Santos echoed many of her comments in his own impassioned and lengthy acceptance speech, which was delivered in Spanish and included a poignant interlude during which he introduced several representatives of victims of the civil war. They included Leynar Palacios, who lost 32 relatives when FARC bombed the church in his hometown, and, most famously, Ingrid Betancourt, the Colombian-French politician who was kidnapped and held captive for six years. They all stood up, holding hands, to loud applause.
Santos himself also received a long standing ovation from the audience in Oslo’s City Hall that included royalty, government leaders, ambassadors based in the Norwegian capital and many diplomats who were involved in the Colombian peace process. Former US Secretary of State Henry Kissinger was also there, and due to take part in a discussion on peace efforts on Sunday.
Some members of the audience, including Santos’ own family, were visibly drawn to tears by his speech, during which he thanked them and many others for their support. He cited one of his former professors at Harvard University who taught him to “talk with victims” to get the “push and strength to keep going.” He also cited fellow Nobel Laureate Bob Dylan, who won this year’s Nobel Prize for Literature, “that too many people have died” in conflicts.
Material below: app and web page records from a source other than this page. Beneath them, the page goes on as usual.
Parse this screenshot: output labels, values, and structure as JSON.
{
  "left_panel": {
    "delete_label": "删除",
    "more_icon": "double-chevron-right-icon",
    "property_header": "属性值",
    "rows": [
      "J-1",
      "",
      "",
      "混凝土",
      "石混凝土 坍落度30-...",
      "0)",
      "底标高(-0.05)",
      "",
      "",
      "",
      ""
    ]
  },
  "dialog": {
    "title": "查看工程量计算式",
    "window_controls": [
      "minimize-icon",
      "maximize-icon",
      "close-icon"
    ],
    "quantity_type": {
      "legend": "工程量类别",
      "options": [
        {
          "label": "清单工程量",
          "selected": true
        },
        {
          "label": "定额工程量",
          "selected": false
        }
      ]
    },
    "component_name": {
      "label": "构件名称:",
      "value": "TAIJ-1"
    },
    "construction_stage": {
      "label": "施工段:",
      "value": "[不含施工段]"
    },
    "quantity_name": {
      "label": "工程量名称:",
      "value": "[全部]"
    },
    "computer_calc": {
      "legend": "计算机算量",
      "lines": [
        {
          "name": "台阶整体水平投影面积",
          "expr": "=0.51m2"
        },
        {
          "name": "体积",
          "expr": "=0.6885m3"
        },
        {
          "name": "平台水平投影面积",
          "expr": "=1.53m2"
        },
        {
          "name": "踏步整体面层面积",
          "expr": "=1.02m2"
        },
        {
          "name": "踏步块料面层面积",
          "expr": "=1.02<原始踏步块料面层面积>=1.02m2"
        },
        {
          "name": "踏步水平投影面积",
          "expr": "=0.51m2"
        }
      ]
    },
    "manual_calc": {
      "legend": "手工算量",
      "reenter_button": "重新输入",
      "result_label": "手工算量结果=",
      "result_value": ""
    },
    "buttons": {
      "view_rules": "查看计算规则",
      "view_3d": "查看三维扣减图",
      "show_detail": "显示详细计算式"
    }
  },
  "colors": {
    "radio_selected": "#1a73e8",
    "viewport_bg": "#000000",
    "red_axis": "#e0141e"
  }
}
Santos also issued calls to reform the war on drugs, noting that it “has not been won.” He praised diversity, criticized efforts to close borders to refugees and immigrants, and hailed former Noble Peace Prize winners who have fought to eliminate land mines and halt climate change.
To read the text of the newest Nobel Laureate’s remarks click here (external link).
Some critics, including a Colombian refugee who now lives in Oslo, complained to Norwegian Broadcasting (NRK) afterwards that Santos did not sufficiently address the atrocities also inflicted by government troops during the long civil war. They noted that both FARC and government forces have blood on their hands and that the government must apologize just as much as FARC. Santos touched on that during Friday’s press conference, and noted how both sides in the conflict have been confronted with victims of the atrocities. The need for regret applies to both, and he stressed the need for FARC victims to forgive.
Santos was having a memorable, if busy, weekend in Oslo, which started with an appearance at a children’s peace demonstration outside the city hall and included a private meeting with the royal family. He would be hailed with a torchlight parade Saturday evening, followed by the Nobel Banquet at the Grand Hotel. Nobel Days events end on Sunday with a round of official meetings and a concert Sunday evening.